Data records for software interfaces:
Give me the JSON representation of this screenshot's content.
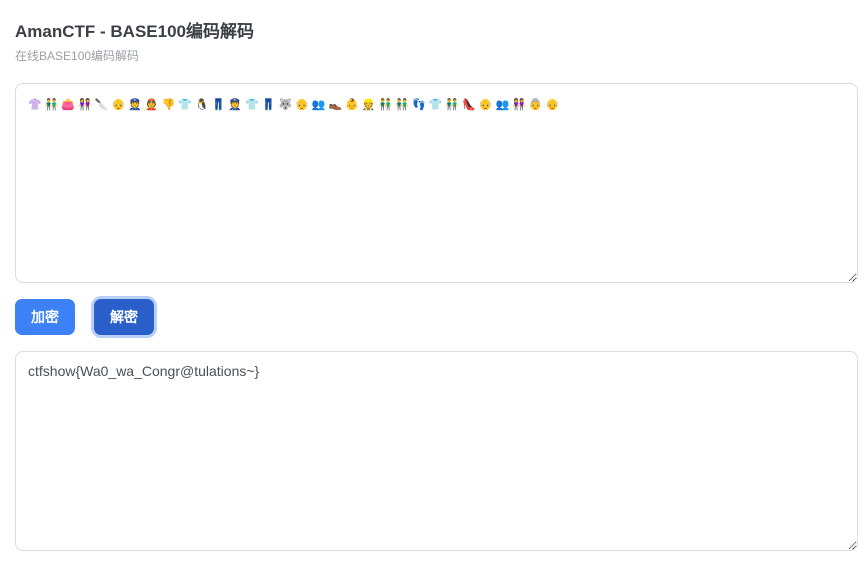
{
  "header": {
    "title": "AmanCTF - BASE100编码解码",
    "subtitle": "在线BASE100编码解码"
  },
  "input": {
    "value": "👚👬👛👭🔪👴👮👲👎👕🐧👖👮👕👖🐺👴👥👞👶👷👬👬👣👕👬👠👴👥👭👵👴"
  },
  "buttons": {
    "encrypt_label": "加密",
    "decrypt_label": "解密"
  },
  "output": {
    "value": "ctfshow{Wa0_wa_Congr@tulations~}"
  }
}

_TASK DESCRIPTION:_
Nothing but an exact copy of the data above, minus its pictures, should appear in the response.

_YOUR RESPONSE:_
Give me the JSON representation of this screenshot's content.
{
  "header": {
    "title": "AmanCTF - BASE100编码解码",
    "subtitle": "在线BASE100编码解码"
  },
  "input": {
    "value": "👚👬👛👭🔪👴👮👲👎👕🐧👖👮👕👖🐺👴👥👞👶👷👬👬👣👕👬👠👴👥👭👵👴"
  },
  "buttons": {
    "encrypt_label": "加密",
    "decrypt_label": "解密"
  },
  "output": {
    "value": "ctfshow{Wa0_wa_Congr@tulations~}"
  }
}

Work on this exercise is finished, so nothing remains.